Anti Pattern: Multiple Purposes for the same method

As I continue in my adventure of product support, I have come across some more anti-patterns that I would like to share with the community at large.

In a previous blog, we talked about the anti-pattern of partially filled objects.  Another horrendous anti-pattern is defining a method that tries to be multi-purpose.  This brings me to my next set of rules.

1. DO NOT Define a Method that does more than one well-defined task.

1a.  Do not define a function that does completely opposite tasks in the same method

1b.  Do not pass  a boolean or any other parameter into a method that flags the method to behave completely differently than it was intended.

Let me give an example.  Let's take the following method

void LoadProject (bool save)
// load the project into the project class
   if (save == false)

   if (save == true)


The fact that this project is doing two completely different tasks breaks the main rule #1.    Since the method is accepting a boolean that changes the intended behavior of the method,  this part of the definition breaks rule 1a and 1b.

You may think I'm making this up, but I just came across this in code, and I've even seen it before in some older standard libraries.

Correct Behavior

How should this method be refactored to defeat this scary anti-pattern?  If we just think about rule #1, we can quickly come up with a solution.  Simply divide the method into two well defined tasks and name them appropriately

void LoadProject()

void SaveProject()

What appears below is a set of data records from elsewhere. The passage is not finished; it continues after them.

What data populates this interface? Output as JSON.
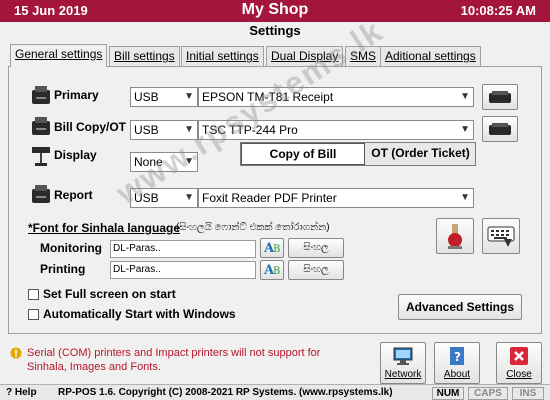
{
  "title_bar": {
    "date": "15 Jun 2019",
    "app_name": "My Shop",
    "time": "10:08:25 AM",
    "color": "#a3153a"
  },
  "window_title": "Settings",
  "tabs": [
    "General settings",
    "Bill settings",
    "Initial settings",
    "Dual Display",
    "SMS",
    "Aditional settings"
  ],
  "printers": {
    "primary": {
      "label": "Primary",
      "port": "USB",
      "printer": "EPSON TM-T81 Receipt"
    },
    "bill_copy": {
      "label": "Bill Copy/OT",
      "port": "USB",
      "printer": "TSC TTP-244 Pro"
    },
    "display": {
      "label": "Display",
      "port": "None"
    },
    "report": {
      "label": "Report",
      "port": "USB",
      "printer": "Foxit Reader PDF Printer"
    }
  },
  "bill_toggle": {
    "copy_of_bill": "Copy of Bill",
    "ot": "OT (Order Ticket)"
  },
  "sinhala_font": {
    "heading": "*Font for Sinhala language",
    "heading_sinhala": "(සිංහලයි ෆොන්ට් එකක් තෝරාගන්න)",
    "monitoring_label": "Monitoring",
    "monitoring_value": "DL-Paras..",
    "printing_label": "Printing",
    "printing_value": "DL-Paras..",
    "sample_text": "සිංහල"
  },
  "options": {
    "full_screen": "Set Full screen on start",
    "auto_start": "Automatically Start with Windows"
  },
  "advanced_button": "Advanced Settings",
  "warning": "Serial (COM) printers and Impact printers will not support for Sinhala, Images and Fonts.",
  "bottom_buttons": {
    "network": "Network",
    "about": "About",
    "close": "Close"
  },
  "status_bar": {
    "help_key": "? Help",
    "copyright": "RP-POS 1.6. Copyright (C) 2008-2021 RP Systems. (www.rpsystems.lk)",
    "num": "NUM",
    "caps": "CAPS",
    "ins": "INS"
  },
  "watermark": "www.rpsystems.lk"
}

Now it is very clear to other programmers looking at your code what each method is doing.  Rule #1 is based on the basic CS concept of high cohesion